Using the string "Alle" as the key, pull each matching line out of the records below.

Dataset records:

★ ★ ★ ★

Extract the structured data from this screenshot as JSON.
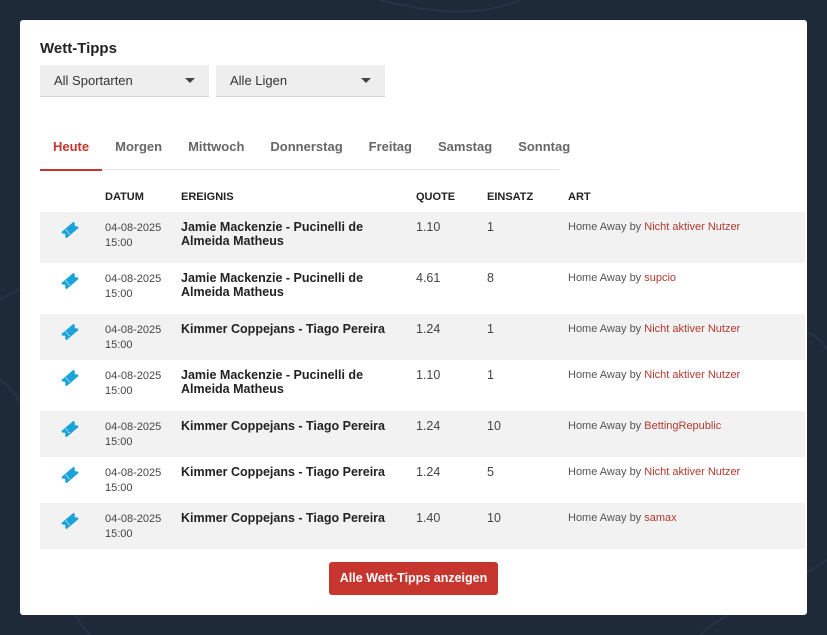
{
  "widget": {
    "title": "Wett-Tipps",
    "sport_select": "All Sportarten",
    "league_select": "Alle Ligen",
    "cta_label": "Alle Wett-Tipps anzeigen"
  },
  "tabs": [
    {
      "label": "Heute",
      "active": true
    },
    {
      "label": "Morgen",
      "active": false
    },
    {
      "label": "Mittwoch",
      "active": false
    },
    {
      "label": "Donnerstag",
      "active": false
    },
    {
      "label": "Freitag",
      "active": false
    },
    {
      "label": "Samstag",
      "active": false
    },
    {
      "label": "Sonntag",
      "active": false
    }
  ],
  "table": {
    "headers": {
      "datum": "DATUM",
      "ereignis": "EREIGNIS",
      "quote": "QUOTE",
      "einsatz": "EINSATZ",
      "art": "ART"
    },
    "rows": [
      {
        "icon": "ticket-icon",
        "date": "04-08-2025",
        "time": "15:00",
        "event": "Jamie Mackenzie - Pucinelli de Almeida Matheus",
        "quote": "1.10",
        "stake": "1",
        "art": "Home Away",
        "by": "by",
        "user": "Nicht aktiver Nutzer"
      },
      {
        "icon": "ticket-icon",
        "date": "04-08-2025",
        "time": "15:00",
        "event": "Jamie Mackenzie - Pucinelli de Almeida Matheus",
        "quote": "4.61",
        "stake": "8",
        "art": "Home Away",
        "by": "by",
        "user": "supcio"
      },
      {
        "icon": "ticket-icon",
        "date": "04-08-2025",
        "time": "15:00",
        "event": "Kimmer Coppejans - Tiago Pereira",
        "quote": "1.24",
        "stake": "1",
        "art": "Home Away",
        "by": "by",
        "user": "Nicht aktiver Nutzer"
      },
      {
        "icon": "ticket-icon",
        "date": "04-08-2025",
        "time": "15:00",
        "event": "Jamie Mackenzie - Pucinelli de Almeida Matheus",
        "quote": "1.10",
        "stake": "1",
        "art": "Home Away",
        "by": "by",
        "user": "Nicht aktiver Nutzer"
      },
      {
        "icon": "ticket-icon",
        "date": "04-08-2025",
        "time": "15:00",
        "event": "Kimmer Coppejans - Tiago Pereira",
        "quote": "1.24",
        "stake": "10",
        "art": "Home Away",
        "by": "by",
        "user": "BettingRepublic"
      },
      {
        "icon": "ticket-icon",
        "date": "04-08-2025",
        "time": "15:00",
        "event": "Kimmer Coppejans - Tiago Pereira",
        "quote": "1.24",
        "stake": "5",
        "art": "Home Away",
        "by": "by",
        "user": "Nicht aktiver Nutzer"
      },
      {
        "icon": "ticket-icon",
        "date": "04-08-2025",
        "time": "15:00",
        "event": "Kimmer Coppejans - Tiago Pereira",
        "quote": "1.40",
        "stake": "10",
        "art": "Home Away",
        "by": "by",
        "user": "samax"
      }
    ]
  },
  "colors": {
    "accent": "#c6362f",
    "user_link": "#b03a2e",
    "icon": "#1aa3d9",
    "background": "#1e2a38"
  }
}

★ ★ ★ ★

__RESPONSE__:
    "league_select": "Alle Ligen",
    "cta_label": "Alle Wett-Tipps anzeigen"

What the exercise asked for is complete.